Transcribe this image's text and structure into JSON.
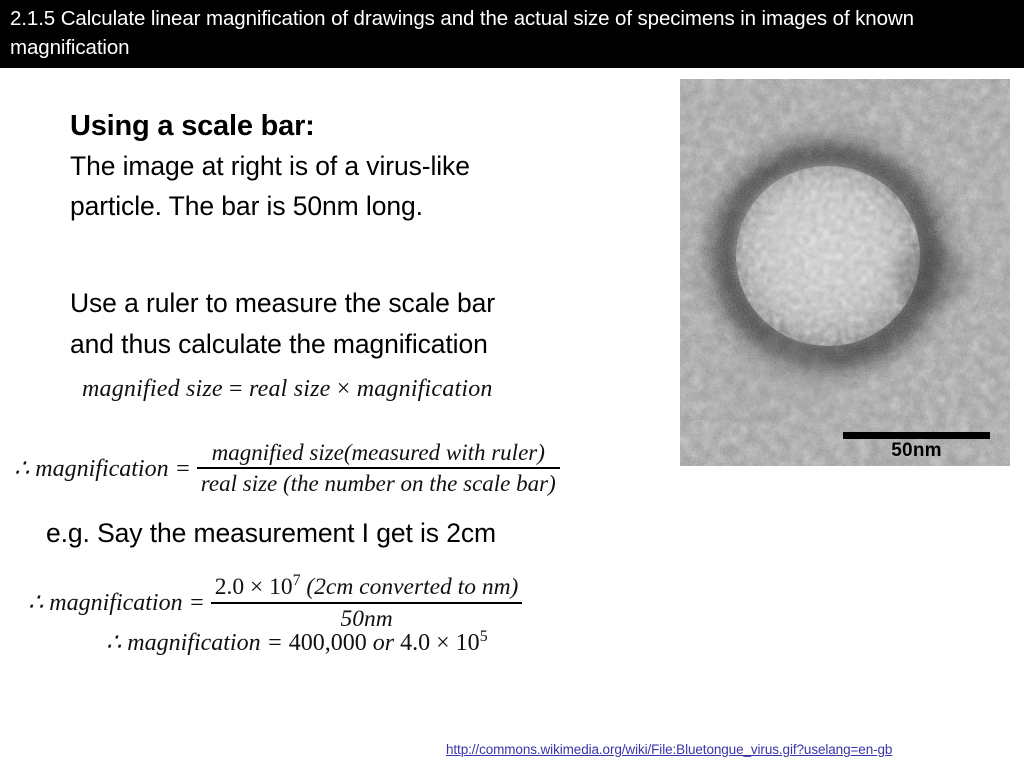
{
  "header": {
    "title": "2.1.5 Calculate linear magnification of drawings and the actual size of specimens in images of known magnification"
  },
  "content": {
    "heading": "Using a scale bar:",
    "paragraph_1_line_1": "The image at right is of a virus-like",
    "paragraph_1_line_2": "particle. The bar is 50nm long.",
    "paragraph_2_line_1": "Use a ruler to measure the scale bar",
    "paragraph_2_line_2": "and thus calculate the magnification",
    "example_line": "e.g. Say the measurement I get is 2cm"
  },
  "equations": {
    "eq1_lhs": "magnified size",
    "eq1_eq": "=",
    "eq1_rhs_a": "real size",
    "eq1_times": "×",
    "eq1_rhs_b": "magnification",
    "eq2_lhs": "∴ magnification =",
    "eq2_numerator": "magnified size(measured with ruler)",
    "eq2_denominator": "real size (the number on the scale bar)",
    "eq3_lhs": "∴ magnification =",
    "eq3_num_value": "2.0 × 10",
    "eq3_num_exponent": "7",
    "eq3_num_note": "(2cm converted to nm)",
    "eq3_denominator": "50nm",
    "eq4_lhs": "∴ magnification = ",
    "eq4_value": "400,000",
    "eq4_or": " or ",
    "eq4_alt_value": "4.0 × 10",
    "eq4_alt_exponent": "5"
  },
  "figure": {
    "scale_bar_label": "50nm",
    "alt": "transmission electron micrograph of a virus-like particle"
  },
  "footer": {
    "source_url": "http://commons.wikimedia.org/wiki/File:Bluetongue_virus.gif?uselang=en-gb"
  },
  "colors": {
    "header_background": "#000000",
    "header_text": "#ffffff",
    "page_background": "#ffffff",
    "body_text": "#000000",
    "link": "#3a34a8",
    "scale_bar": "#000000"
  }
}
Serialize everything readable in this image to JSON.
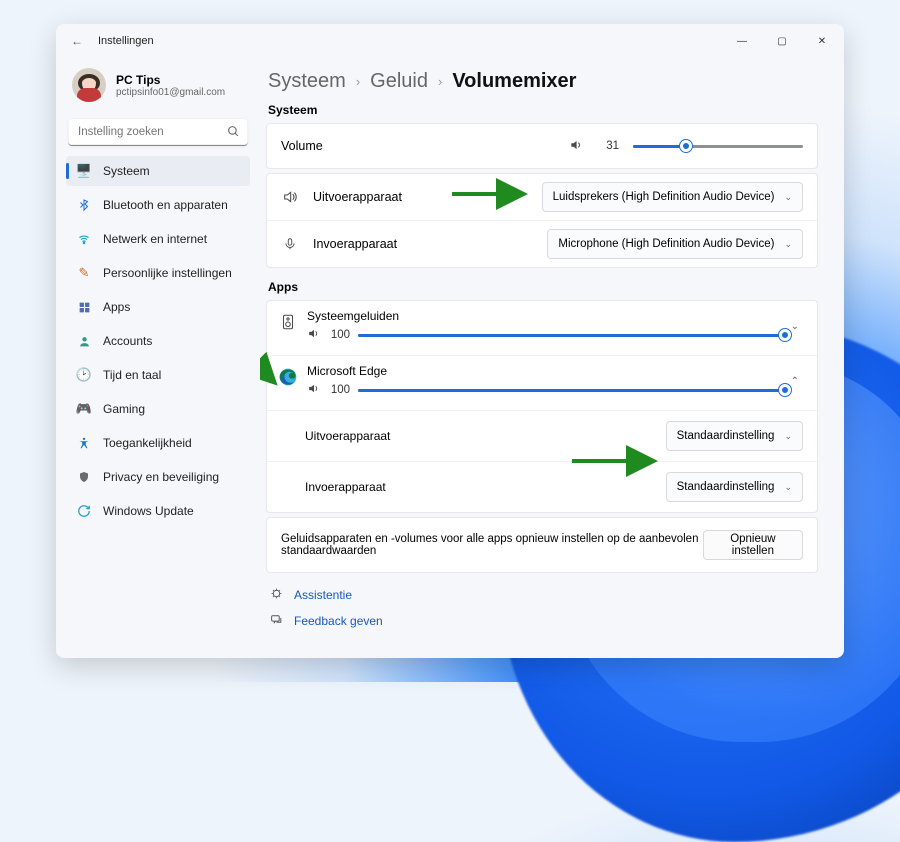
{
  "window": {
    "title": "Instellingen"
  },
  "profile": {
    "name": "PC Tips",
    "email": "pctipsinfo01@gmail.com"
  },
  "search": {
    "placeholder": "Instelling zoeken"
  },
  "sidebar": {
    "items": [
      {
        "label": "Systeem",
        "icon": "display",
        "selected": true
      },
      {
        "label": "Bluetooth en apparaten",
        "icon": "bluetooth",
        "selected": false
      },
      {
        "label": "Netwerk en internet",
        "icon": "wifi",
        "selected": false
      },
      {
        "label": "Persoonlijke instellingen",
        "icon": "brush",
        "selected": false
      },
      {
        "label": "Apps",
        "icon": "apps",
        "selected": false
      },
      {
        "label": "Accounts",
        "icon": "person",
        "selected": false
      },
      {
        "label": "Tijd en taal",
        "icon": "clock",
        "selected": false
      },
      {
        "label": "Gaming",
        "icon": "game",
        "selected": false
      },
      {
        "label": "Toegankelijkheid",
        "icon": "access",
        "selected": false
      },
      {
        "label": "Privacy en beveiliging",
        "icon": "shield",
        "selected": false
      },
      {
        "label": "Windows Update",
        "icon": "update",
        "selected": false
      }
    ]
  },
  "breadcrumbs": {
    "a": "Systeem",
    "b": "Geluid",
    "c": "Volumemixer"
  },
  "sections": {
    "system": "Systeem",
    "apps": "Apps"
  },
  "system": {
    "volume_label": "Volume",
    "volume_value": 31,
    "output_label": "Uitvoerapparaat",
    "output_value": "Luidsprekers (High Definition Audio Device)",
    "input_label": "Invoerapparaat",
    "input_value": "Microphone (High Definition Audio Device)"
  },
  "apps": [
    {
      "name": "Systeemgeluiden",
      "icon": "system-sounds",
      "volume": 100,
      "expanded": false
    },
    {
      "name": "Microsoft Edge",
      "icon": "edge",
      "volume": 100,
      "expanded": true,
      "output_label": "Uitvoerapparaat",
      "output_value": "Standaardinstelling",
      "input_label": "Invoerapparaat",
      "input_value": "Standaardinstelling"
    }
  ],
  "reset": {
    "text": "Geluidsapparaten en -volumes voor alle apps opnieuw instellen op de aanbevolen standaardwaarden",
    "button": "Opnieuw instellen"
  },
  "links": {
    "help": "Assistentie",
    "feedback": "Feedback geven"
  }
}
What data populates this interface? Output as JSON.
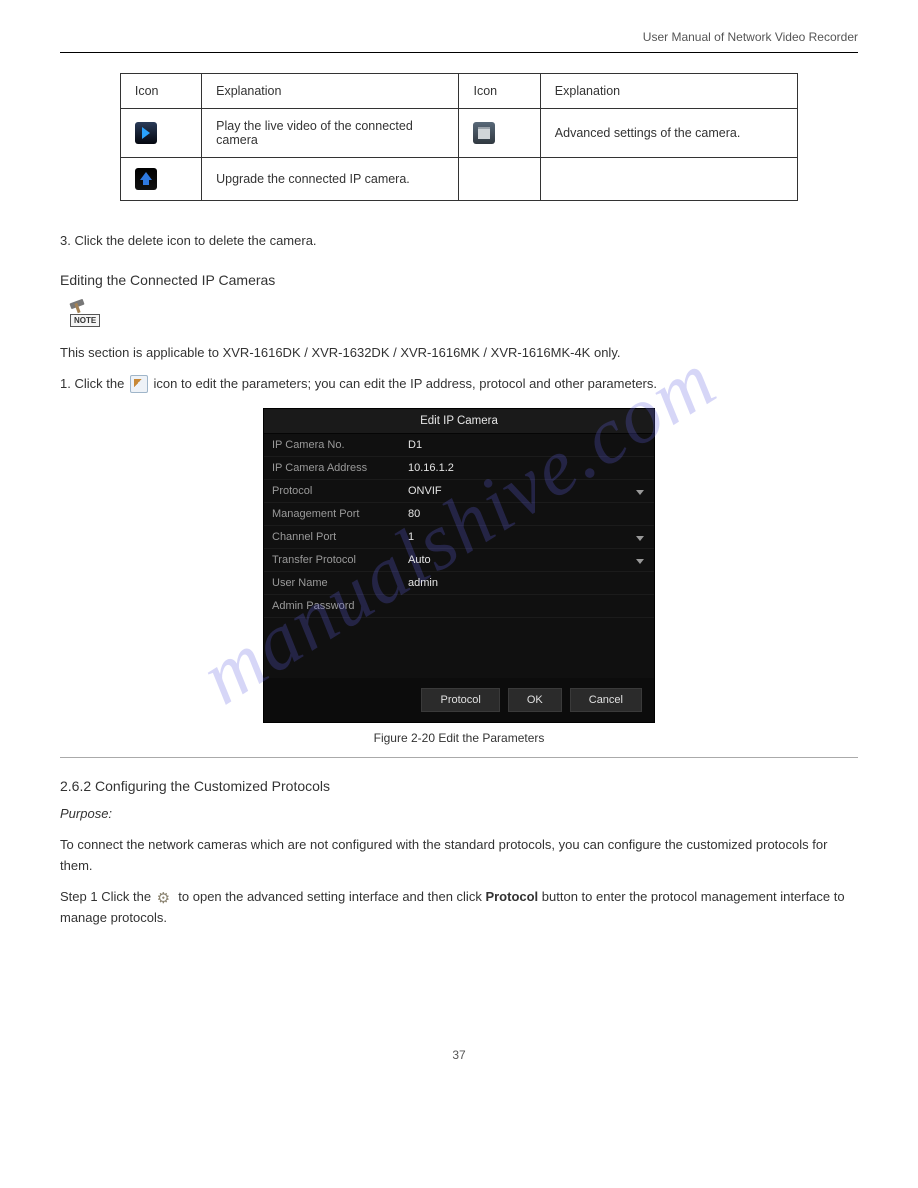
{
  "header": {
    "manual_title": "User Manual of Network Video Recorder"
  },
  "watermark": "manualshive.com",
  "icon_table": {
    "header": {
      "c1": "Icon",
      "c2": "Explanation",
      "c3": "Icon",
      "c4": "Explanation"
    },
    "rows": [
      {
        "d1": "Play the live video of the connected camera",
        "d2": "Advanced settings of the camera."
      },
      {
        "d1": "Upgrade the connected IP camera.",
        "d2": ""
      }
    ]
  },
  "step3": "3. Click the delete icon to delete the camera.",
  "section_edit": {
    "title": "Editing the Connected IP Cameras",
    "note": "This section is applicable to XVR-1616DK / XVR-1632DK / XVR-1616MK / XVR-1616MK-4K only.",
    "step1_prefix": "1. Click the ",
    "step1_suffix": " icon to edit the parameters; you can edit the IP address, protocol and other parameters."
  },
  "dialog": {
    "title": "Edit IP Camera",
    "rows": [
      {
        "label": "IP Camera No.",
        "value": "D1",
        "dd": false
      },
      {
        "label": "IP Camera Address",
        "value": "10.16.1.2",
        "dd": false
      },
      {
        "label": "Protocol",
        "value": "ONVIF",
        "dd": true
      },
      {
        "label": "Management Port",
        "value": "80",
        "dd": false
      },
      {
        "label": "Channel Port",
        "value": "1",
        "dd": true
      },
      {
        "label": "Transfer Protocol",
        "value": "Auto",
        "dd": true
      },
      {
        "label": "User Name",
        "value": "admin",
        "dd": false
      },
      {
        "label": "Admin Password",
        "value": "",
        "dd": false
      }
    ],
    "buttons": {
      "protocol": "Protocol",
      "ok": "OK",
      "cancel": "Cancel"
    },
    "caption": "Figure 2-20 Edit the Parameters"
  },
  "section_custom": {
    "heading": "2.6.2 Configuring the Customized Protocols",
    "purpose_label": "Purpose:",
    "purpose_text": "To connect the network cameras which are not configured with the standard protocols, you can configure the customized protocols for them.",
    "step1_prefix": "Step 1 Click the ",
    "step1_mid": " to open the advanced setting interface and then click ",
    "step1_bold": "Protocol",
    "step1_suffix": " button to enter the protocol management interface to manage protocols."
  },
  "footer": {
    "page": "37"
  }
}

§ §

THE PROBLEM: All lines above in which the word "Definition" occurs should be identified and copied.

OUTPUT FOR THIS EXERCISE:
    "output_value": "Luidsprekers (High Definition Audio Device)",
    "input_value": "Microphone (High Definition Audio Device)"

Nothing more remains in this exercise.